For Anpao Duta Flying Earth, acting executive director of the NACA Inspired Schools Network and executive director of NACA, what stood out about the charter school was the “tribal support of the effort.”
Parents want their children to succeed, Lang said, but they also want the cultural piece that the Kwiyagat Community Academy would provide.
“When we are looking at culture and language, it is healing, stories and a way of life,” Lang said.
And preparation for college and culture are not mutually exclusive, Flying Earth said.
“That is a core paradigm of our operation,” Flying Earth said. “Students solidify the strength of their identities through their education.”
The school also could connect parents to services from the tribal department.
“I think the most important thing is that the school is being established because of the strengths the community has to offer,” Lang said. The creation of Kwiyagat Community Academy is led by the community as a whole and offers integrated cultural practices such as song, prayer and smudging, the burning of sacred herbs.

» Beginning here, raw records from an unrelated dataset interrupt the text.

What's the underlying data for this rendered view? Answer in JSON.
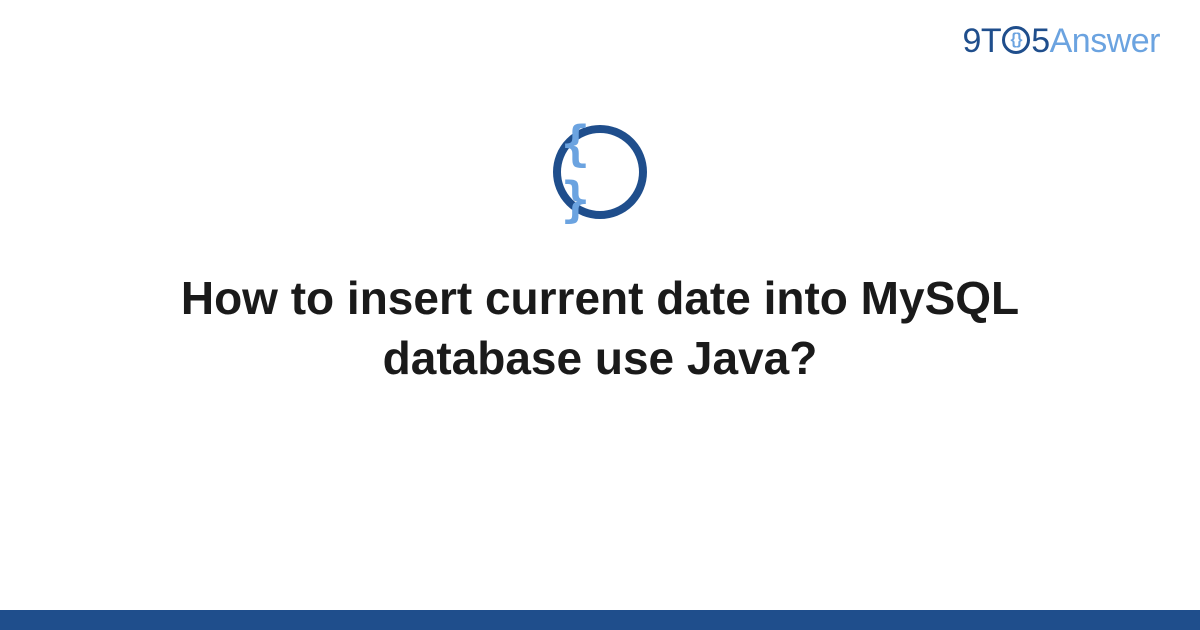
{
  "brand": {
    "prefix": "9T",
    "circle_inner": "{}",
    "suffix": "5",
    "answer": "Answer"
  },
  "icon": {
    "braces": "{ }"
  },
  "title": "How to insert current date into MySQL database use Java?",
  "colors": {
    "primary": "#1f4e8c",
    "secondary": "#6ba3e0"
  }
}
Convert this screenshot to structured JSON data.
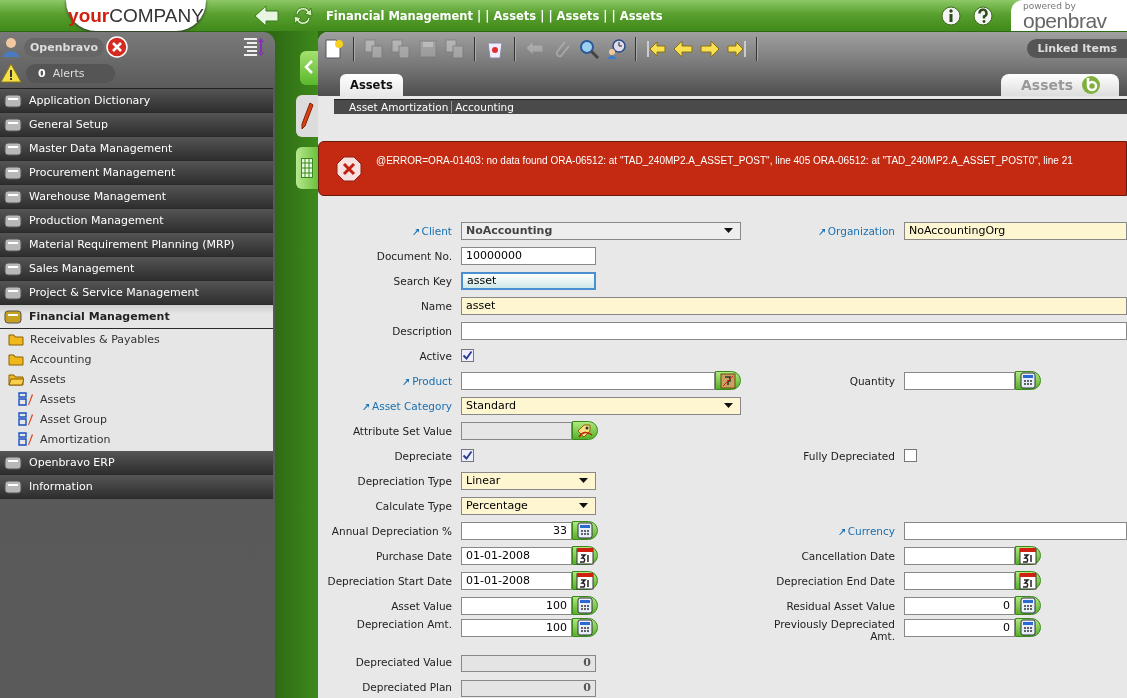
{
  "header": {
    "logo_a": "your",
    "logo_b": "COMPANY",
    "breadcrumb": "Financial Management | | Assets | | Assets | | Assets",
    "powered_by": "powered by",
    "brand": "openbrav"
  },
  "user": {
    "name": "Openbravo"
  },
  "alerts": {
    "count": "0",
    "label": "Alerts"
  },
  "menu": [
    {
      "label": "Application Dictionary",
      "expanded": false
    },
    {
      "label": "General Setup",
      "expanded": false
    },
    {
      "label": "Master Data Management",
      "expanded": false
    },
    {
      "label": "Procurement Management",
      "expanded": false
    },
    {
      "label": "Warehouse Management",
      "expanded": false
    },
    {
      "label": "Production Management",
      "expanded": false
    },
    {
      "label": "Material Requirement Planning (MRP)",
      "expanded": false
    },
    {
      "label": "Sales Management",
      "expanded": false
    },
    {
      "label": "Project & Service Management",
      "expanded": false
    },
    {
      "label": "Financial Management",
      "expanded": true,
      "children": [
        {
          "label": "Receivables & Payables",
          "kind": "folder",
          "expanded": false
        },
        {
          "label": "Accounting",
          "kind": "folder",
          "expanded": false
        },
        {
          "label": "Assets",
          "kind": "folder",
          "expanded": true,
          "children": [
            {
              "label": "Assets",
              "kind": "window"
            },
            {
              "label": "Asset Group",
              "kind": "window"
            },
            {
              "label": "Amortization",
              "kind": "window"
            }
          ]
        }
      ]
    },
    {
      "label": "Openbravo ERP",
      "expanded": false
    },
    {
      "label": "Information",
      "expanded": false
    }
  ],
  "toolbar": [
    {
      "kind": "new",
      "disabled": false
    },
    {
      "kind": "sep"
    },
    {
      "kind": "copy",
      "disabled": true
    },
    {
      "kind": "copy",
      "disabled": true
    },
    {
      "kind": "save",
      "disabled": true
    },
    {
      "kind": "copy",
      "disabled": true
    },
    {
      "kind": "sep"
    },
    {
      "kind": "delete",
      "disabled": false
    },
    {
      "kind": "sep"
    },
    {
      "kind": "undo",
      "disabled": true
    },
    {
      "kind": "attach",
      "disabled": true
    },
    {
      "kind": "search",
      "disabled": false
    },
    {
      "kind": "audit",
      "disabled": false
    },
    {
      "kind": "sep"
    },
    {
      "kind": "first",
      "disabled": false
    },
    {
      "kind": "previous",
      "disabled": false
    },
    {
      "kind": "next",
      "disabled": false
    },
    {
      "kind": "last",
      "disabled": false
    },
    {
      "kind": "sep"
    }
  ],
  "linked_items": "Linked Items",
  "tabs": [
    {
      "label": "Assets",
      "selected": true
    }
  ],
  "window_tab": "Assets",
  "subtabs": [
    {
      "label": "Asset Amortization"
    },
    {
      "label": "Accounting"
    }
  ],
  "error": {
    "message": "@ERROR=ORA-01403: no data found ORA-06512: at \"TAD_240MP2.A_ASSET_POST\", line 405 ORA-06512: at \"TAD_240MP2.A_ASSET_POST0\", line 21"
  },
  "form": [
    {
      "fields": [
        {
          "label": "Client",
          "kind": "wideselect",
          "value": "NoAccounting",
          "link": true,
          "required": false,
          "readonly": true
        },
        {
          "label": "Organization",
          "kind": "longtext",
          "value": "NoAccountingOrg",
          "link": true,
          "required": true
        }
      ]
    },
    {
      "fields": [
        {
          "label": "Document No.",
          "kind": "text",
          "value": "10000000",
          "required": false
        }
      ]
    },
    {
      "fields": [
        {
          "label": "Search Key",
          "kind": "text",
          "value": "asset",
          "focused": true
        }
      ]
    },
    {
      "fields": [
        {
          "label": "Name",
          "kind": "longtext",
          "value": "asset",
          "required": true
        }
      ]
    },
    {
      "fields": [
        {
          "label": "Description",
          "kind": "longtext",
          "required": false
        }
      ]
    },
    {
      "fields": [
        {
          "label": "Active",
          "kind": "checkbox",
          "checked": true
        }
      ]
    },
    {
      "fields": [
        {
          "label": "Product",
          "kind": "product",
          "link": true,
          "required": false
        },
        {
          "label": "Quantity",
          "kind": "number"
        }
      ]
    },
    {
      "fields": [
        {
          "label": "Asset Category",
          "kind": "wideselect",
          "value": "Standard",
          "link": true,
          "required": true,
          "readonly": false
        }
      ]
    },
    {
      "fields": [
        {
          "label": "Attribute Set Value",
          "kind": "attribute"
        }
      ]
    },
    {
      "fields": [
        {
          "label": "Depreciate",
          "kind": "checkbox",
          "checked": true
        },
        {
          "label": "Fully Depreciated",
          "kind": "checkbox",
          "checked": false
        }
      ]
    },
    {
      "fields": [
        {
          "label": "Depreciation Type",
          "kind": "select",
          "value": "Linear",
          "required": true,
          "readonly": false
        }
      ]
    },
    {
      "fields": [
        {
          "label": "Calculate Type",
          "kind": "select",
          "value": "Percentage",
          "required": true,
          "readonly": false
        }
      ]
    },
    {
      "fields": [
        {
          "label": "Annual Depreciation %",
          "kind": "number",
          "value": "33"
        },
        {
          "label": "Currency",
          "kind": "longtext",
          "link": true,
          "required": false
        }
      ]
    },
    {
      "fields": [
        {
          "label": "Purchase Date",
          "kind": "date",
          "value": "01-01-2008"
        },
        {
          "label": "Cancellation Date",
          "kind": "date"
        }
      ]
    },
    {
      "fields": [
        {
          "label": "Depreciation Start Date",
          "kind": "date",
          "value": "01-01-2008"
        },
        {
          "label": "Depreciation End Date",
          "kind": "date"
        }
      ]
    },
    {
      "fields": [
        {
          "label": "Asset Value",
          "kind": "number",
          "value": "100"
        },
        {
          "label": "Residual Asset Value",
          "kind": "number",
          "value": "0"
        }
      ]
    },
    {
      "fields": [
        {
          "label": "Depreciation Amt.",
          "kind": "number",
          "value": "100"
        },
        {
          "label": "Previously Depreciated Amt.",
          "kind": "number",
          "value": "0"
        }
      ]
    },
    {
      "fields": [
        {
          "label": "Depreciated Value",
          "kind": "readonly",
          "value": "0"
        }
      ]
    },
    {
      "fields": [
        {
          "label": "Depreciated Plan",
          "kind": "readonly",
          "value": "0"
        }
      ]
    }
  ]
}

The school also plans to use the land as a teacher, with experiential learning that inspires healing and connection.
“Our communities have everything they need to thrive, heal and grow,” Lang said.
The NACA Inspired Schools Network is providing funding and guidance, and the Colorado Charter School Institute is providing some funding. A few foundations are considering supporting the school, but the state budget is a concern.
“Every little dime matters ... money is always a struggle,” King-Washington said.
Emily Hayes is a reporter with The Durango Herald and a recent graduate of American University’s journalism graduate program. She expresses her appreciation to all who shared their stories for this project. She can be reached at firstname.lastname@example.org